Dakar Rally: On The Road to Success
The Dakar Rally started in Buenos Aires for the first time in 2009. Previously, the race had run from Europe to Africa (The Paris-Dakar), but security threats resulted in the move to South America. The 2009 event was also the first outing for Ellen Lohr – one of Germany’s most accomplished female drivers and a Dakar veteran – as manager of the FleetBoard Mercedes-Benz team. To help manage the complex communications and logistics of a Dakar Rally, the team brought Toughbook 19 fully-rugged convertible tablets and business-rugged Toughbook W7s.
The 2009 rally consisted of 14 legs across Argentina and Chile totaling 9,578 kilometres, and included two Andes crossings. This was by no means the first test of endurance the fully-rugged Toughbook 19 has undergone, but weathering an array of extremities such as knocks, dirt and dust, moisture and extended usage with no recharging opportunities was nevertheless quite a challenge.
Crucial data takes the rough with the smooth
In spite of there being less sand than in past African runnings of the Dakar Rally, both man and machine were put through their paces, going full throttle down demanding dirt tracks and off-road stretches. But that’s just what Panasonic Toughbook computers are made for. Thanks to the Toughbook 19’s magnesium alloy casing and specially cushioned hard drive, the recorded data could be transferred and analyzed each evening back in the bivouac, for the mechanics to fine-tune the vehicle to the next day of racing. The next day, with sand and dust everywhere, it’s the Toughbook 19’s special seal that really comes into its own, concealing all the sockets, plug-in connections and ports behind covers.

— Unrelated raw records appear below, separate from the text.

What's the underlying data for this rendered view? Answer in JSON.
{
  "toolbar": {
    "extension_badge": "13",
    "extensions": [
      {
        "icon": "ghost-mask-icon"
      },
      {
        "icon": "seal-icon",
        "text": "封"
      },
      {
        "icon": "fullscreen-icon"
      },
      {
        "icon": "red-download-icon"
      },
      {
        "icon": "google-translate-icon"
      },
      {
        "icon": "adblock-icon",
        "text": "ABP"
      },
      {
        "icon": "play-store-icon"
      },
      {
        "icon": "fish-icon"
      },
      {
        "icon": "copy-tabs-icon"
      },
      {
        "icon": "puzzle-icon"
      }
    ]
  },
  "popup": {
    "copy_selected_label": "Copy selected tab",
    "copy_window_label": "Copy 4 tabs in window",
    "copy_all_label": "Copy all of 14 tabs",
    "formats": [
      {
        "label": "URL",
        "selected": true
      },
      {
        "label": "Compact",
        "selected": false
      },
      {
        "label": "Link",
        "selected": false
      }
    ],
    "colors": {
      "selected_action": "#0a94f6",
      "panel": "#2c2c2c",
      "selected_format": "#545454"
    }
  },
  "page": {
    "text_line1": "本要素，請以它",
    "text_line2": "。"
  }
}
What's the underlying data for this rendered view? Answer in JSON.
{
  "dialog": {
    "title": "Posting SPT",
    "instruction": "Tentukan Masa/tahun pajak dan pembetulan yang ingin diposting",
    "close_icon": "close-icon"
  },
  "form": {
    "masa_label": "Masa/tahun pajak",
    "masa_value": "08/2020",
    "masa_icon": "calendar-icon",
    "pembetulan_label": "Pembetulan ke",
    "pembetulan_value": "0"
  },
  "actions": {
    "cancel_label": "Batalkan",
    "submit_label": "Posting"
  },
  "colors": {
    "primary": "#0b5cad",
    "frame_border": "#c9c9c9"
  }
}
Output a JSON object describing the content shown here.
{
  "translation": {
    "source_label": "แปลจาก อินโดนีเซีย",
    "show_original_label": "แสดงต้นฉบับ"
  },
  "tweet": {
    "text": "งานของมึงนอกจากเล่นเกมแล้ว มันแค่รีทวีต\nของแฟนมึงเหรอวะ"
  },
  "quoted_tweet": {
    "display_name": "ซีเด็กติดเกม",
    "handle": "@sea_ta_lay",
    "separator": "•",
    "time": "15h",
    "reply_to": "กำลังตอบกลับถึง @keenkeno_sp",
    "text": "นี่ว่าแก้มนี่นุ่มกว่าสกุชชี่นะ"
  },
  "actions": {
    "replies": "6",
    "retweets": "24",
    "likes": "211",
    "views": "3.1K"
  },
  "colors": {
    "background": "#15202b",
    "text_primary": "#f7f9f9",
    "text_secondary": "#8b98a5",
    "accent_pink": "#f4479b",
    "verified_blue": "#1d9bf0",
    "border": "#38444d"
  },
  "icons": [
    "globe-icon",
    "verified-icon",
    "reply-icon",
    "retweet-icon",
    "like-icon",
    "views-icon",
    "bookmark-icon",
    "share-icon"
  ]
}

The first high-speed office
As a business-rugged model, the Toughbook W7 is usually more suited to office environments. But it’s now in the cockpit of one of the FleetBoard team’s supply trucks. The Toughbook W7 is there because Ellen Lohr is well aware of the importance of mobile communication: “During this sort of media-heavy event, things like PR reports, blogs and other information can serve as an additional impetus when they can be sent and received along the way.” This is done with the aid of transmission options such as UMTS, HSDPA and GPRS in the Toughbook 19 and W7, all of which are as fast as the rally itself. And with such long battery lives, the long stretches of driving with no battery recharge availability need not pose a problem. Even the W7 can keep going for eight hours without being recharged.
It’s the taking part that counts
Two of the team’s three participating vehicles made it to the finishing line and were ranked 76th out of 177 cars and 38th out of 81 trucks – both respectable results that really put a smile on Ellen Lohr’s face: “We’re ever so happy.” Incidentally, Ellen and her team were not the only ones to place their trust in Panasonic Toughbook computers during the 2009 Dakar.
In January 2010, Ellen Lohr and her team were again in South America for the Dakar Rally. Once again, Toughbook mobile computers were at their side.
This story was originally written and published in 2009 by Panasonic Computer Products Europe